3RCC: Skip pegs 1 and 2 and Purl stitch 3 and place onto stitch holder, then move stitch 2 to peg 3 and stitch 1 to peg 2, place stitch 3 onto peg 1, and EW pegs 2 and 3 you have completed your cable.
Keep in mind when going the opposite direction you will reverse the steps.
Now there are stipulations when getting up to a certain size cable, like the 6 stitch right cable cross, that with a loom that has pegs further apart than the 1/2" gauge you will have a very very hard time creating and even in the end the stitches do not look even and the appearance doesn't look as well. Otherwise 4 and 2 stitch cables can be done with just about any gauge, just not 6 or above without doing other technique which I may show in the future.
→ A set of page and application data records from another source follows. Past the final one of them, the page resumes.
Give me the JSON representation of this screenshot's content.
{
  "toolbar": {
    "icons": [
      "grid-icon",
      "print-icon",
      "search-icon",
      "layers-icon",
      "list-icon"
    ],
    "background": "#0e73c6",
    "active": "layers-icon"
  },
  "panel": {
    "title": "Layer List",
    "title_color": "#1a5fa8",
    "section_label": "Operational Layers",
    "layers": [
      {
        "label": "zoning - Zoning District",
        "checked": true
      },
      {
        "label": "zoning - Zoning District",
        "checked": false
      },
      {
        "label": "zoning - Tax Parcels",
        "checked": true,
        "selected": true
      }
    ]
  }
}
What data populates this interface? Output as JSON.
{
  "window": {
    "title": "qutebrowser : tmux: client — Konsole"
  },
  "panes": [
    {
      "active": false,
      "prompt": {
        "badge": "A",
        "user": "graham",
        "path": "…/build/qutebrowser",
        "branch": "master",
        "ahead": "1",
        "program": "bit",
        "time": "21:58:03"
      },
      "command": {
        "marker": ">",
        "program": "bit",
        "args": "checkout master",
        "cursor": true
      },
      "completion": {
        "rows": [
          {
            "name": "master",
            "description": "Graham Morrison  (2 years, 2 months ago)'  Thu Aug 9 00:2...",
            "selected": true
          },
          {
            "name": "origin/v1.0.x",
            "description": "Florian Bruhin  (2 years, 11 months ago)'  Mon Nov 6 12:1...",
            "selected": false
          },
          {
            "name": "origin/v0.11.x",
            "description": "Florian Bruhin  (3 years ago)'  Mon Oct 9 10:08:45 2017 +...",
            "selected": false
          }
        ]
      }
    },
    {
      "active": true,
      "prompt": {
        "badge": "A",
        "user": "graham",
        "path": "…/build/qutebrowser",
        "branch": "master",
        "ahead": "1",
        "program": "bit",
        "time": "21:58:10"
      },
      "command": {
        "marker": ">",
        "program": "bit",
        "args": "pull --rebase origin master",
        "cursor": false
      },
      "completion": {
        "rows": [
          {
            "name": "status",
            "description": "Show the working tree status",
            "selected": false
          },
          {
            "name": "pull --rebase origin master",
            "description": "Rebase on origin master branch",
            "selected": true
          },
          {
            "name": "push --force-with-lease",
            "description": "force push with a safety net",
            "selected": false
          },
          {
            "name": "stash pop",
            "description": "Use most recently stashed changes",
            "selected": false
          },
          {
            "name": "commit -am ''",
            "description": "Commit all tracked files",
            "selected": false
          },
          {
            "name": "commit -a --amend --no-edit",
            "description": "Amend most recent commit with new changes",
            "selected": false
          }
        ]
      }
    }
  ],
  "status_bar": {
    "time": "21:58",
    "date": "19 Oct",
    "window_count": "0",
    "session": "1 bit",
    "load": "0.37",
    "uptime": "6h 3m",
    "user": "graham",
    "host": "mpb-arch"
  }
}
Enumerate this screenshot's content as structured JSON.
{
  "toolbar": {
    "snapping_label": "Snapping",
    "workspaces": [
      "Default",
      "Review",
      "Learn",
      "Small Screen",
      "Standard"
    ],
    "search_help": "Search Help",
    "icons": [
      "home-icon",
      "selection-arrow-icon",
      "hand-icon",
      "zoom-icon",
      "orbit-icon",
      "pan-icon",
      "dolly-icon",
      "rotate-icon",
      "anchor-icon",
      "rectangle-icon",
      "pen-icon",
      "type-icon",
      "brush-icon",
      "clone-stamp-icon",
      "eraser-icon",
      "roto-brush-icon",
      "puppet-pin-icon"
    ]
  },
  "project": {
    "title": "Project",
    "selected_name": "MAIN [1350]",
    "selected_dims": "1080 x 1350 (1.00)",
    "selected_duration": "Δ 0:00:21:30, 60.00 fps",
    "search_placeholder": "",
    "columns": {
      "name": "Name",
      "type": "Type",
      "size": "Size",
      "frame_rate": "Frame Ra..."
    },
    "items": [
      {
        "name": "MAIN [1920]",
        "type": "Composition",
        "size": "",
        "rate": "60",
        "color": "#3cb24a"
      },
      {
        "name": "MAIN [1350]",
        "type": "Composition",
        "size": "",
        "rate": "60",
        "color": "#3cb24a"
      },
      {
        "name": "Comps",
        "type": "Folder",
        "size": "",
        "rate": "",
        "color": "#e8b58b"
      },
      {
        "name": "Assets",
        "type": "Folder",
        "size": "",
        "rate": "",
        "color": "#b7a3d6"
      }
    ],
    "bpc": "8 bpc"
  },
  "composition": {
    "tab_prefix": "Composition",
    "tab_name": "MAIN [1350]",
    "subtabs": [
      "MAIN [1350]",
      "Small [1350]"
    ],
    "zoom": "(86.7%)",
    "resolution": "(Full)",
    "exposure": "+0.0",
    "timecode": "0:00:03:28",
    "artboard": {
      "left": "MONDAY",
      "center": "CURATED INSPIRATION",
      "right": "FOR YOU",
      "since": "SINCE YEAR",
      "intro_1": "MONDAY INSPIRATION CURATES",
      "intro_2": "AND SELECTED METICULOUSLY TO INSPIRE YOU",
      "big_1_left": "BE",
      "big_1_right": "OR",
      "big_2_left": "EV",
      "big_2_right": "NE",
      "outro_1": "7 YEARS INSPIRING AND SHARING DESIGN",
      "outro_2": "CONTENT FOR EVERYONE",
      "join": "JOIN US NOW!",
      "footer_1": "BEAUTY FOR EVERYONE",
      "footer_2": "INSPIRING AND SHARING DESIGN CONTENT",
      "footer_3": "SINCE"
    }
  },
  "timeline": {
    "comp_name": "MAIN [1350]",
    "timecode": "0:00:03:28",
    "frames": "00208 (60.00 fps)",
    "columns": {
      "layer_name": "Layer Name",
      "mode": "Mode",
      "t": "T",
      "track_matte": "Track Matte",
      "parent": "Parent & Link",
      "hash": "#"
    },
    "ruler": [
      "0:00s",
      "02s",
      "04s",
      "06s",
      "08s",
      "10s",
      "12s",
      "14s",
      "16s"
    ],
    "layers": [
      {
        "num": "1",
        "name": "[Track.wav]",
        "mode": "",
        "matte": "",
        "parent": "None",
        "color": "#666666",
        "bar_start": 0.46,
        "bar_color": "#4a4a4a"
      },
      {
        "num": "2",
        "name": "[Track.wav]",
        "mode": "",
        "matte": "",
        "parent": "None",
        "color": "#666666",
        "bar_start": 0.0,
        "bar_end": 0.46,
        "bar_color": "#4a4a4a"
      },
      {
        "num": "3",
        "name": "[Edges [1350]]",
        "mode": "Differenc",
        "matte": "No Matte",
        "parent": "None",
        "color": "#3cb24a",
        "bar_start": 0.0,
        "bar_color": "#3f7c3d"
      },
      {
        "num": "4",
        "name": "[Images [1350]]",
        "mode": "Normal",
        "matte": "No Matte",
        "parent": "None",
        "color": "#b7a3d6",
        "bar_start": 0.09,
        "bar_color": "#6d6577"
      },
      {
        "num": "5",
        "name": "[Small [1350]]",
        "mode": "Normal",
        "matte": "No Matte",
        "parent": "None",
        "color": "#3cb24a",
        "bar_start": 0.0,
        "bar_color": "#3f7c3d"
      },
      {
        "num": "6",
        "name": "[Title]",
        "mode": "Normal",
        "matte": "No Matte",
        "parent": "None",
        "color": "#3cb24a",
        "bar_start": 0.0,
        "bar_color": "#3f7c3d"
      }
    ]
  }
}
The hat below is an example on a 5/8" gauge and to save the hat I have to go in and weave all the extra yarn and go in and individually smooth out my stitches with the cable area. It isn't to say it can't be done, but it is a lot more effort to make look clean.
Knifty Knitter Replacements and 4 Piece Combo Pack (Adult)
If all this seemed a bit mind boggling and you want to cheat a cable with the faux braid pattern, check out my new book of Garter Slip Chain which incorporates a new way of making the faux braid that had a faked out cabling look. As well as my Spiral Faux Braid Hat.
Cable ChallengeFacebook page if you get it, and say it is the cable challenge.
18 pegs 1/2 gauge Flat
EW CO 18
Row 1: P5, EW8, P5
Row 2: P5, 4LCC, 4RCC, P5
Row 3: P4, 3RCC, EW4, 3LCC, P4
Row 4: P3, 3LCC, P1, EW4, P1, 3RCC, P3
Row 5: P2, 3RCC, P2, 4LCC, P2, 3LCC, P2
Row 6: P1, 3LCC, P3, EW4, P3, 3RCC, P1
Row 7: P1, EW2, P4, EW4, P4, EW2, P1
Row 8: P1, EW2, P4, EW4, P4, EW2, P1
Row 9: P1, 3LCC, P3, 4LCC, P3, 3RCC, P1
Row 10: P2, 3RCC, P2, EW4, P2, 3LCC , P2
Row 11: P3, 3LCC, P1, EW4, P1, 3RCC, P3
Row 12: P4, 3RCC, EW4, 3LCC, P4
Repeat pattern from row 2
Heart Cabled Hat
Heart Cabled Hat